[Extracted records]
==============================

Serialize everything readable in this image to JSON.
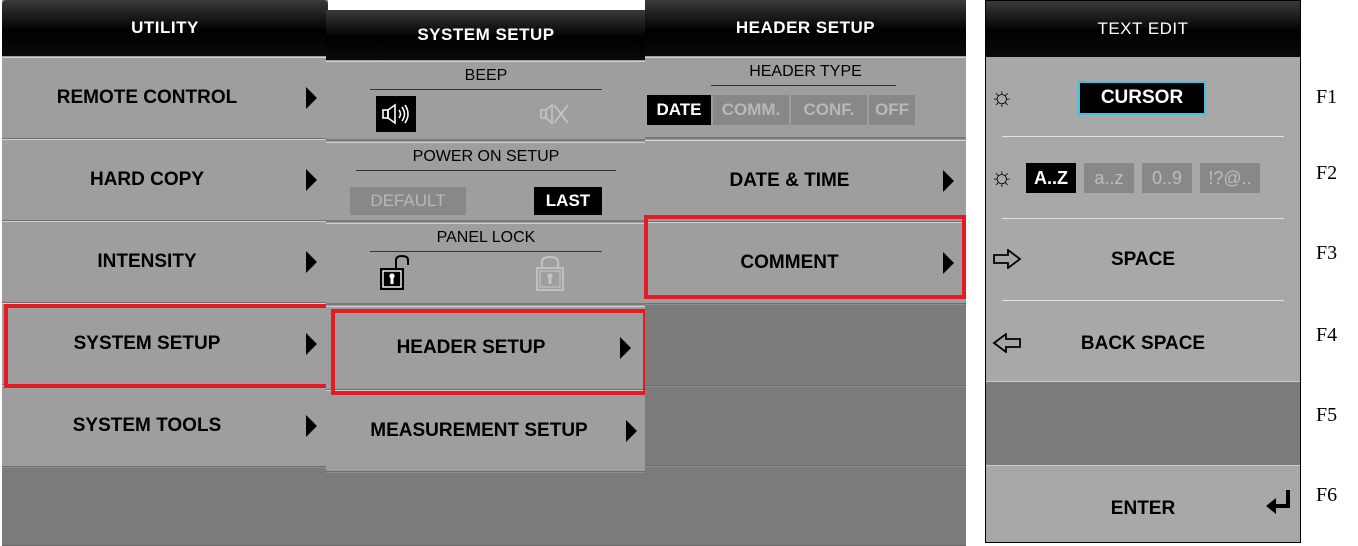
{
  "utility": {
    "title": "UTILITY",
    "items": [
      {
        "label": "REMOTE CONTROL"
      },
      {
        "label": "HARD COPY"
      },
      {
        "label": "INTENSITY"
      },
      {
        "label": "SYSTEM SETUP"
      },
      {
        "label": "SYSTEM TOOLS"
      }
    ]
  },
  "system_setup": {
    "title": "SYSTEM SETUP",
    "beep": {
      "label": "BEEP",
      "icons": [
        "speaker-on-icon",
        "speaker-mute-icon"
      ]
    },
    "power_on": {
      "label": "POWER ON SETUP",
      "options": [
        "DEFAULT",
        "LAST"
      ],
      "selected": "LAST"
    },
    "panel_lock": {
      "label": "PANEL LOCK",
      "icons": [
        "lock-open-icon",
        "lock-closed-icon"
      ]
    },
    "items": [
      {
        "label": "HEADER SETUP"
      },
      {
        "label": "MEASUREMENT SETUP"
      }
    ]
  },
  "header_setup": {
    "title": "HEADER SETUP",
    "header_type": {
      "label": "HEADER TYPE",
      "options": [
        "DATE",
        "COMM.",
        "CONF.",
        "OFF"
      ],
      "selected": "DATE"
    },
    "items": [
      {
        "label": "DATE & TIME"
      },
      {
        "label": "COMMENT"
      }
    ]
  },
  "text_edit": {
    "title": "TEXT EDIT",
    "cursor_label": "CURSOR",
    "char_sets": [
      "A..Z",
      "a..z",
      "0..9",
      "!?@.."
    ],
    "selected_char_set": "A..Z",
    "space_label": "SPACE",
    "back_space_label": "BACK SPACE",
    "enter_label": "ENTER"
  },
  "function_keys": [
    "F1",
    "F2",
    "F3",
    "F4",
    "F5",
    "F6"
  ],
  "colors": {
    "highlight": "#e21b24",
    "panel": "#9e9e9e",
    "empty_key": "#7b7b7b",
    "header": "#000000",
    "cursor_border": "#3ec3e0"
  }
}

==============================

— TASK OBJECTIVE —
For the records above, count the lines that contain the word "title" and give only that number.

— WRITTEN SOLUTION —
4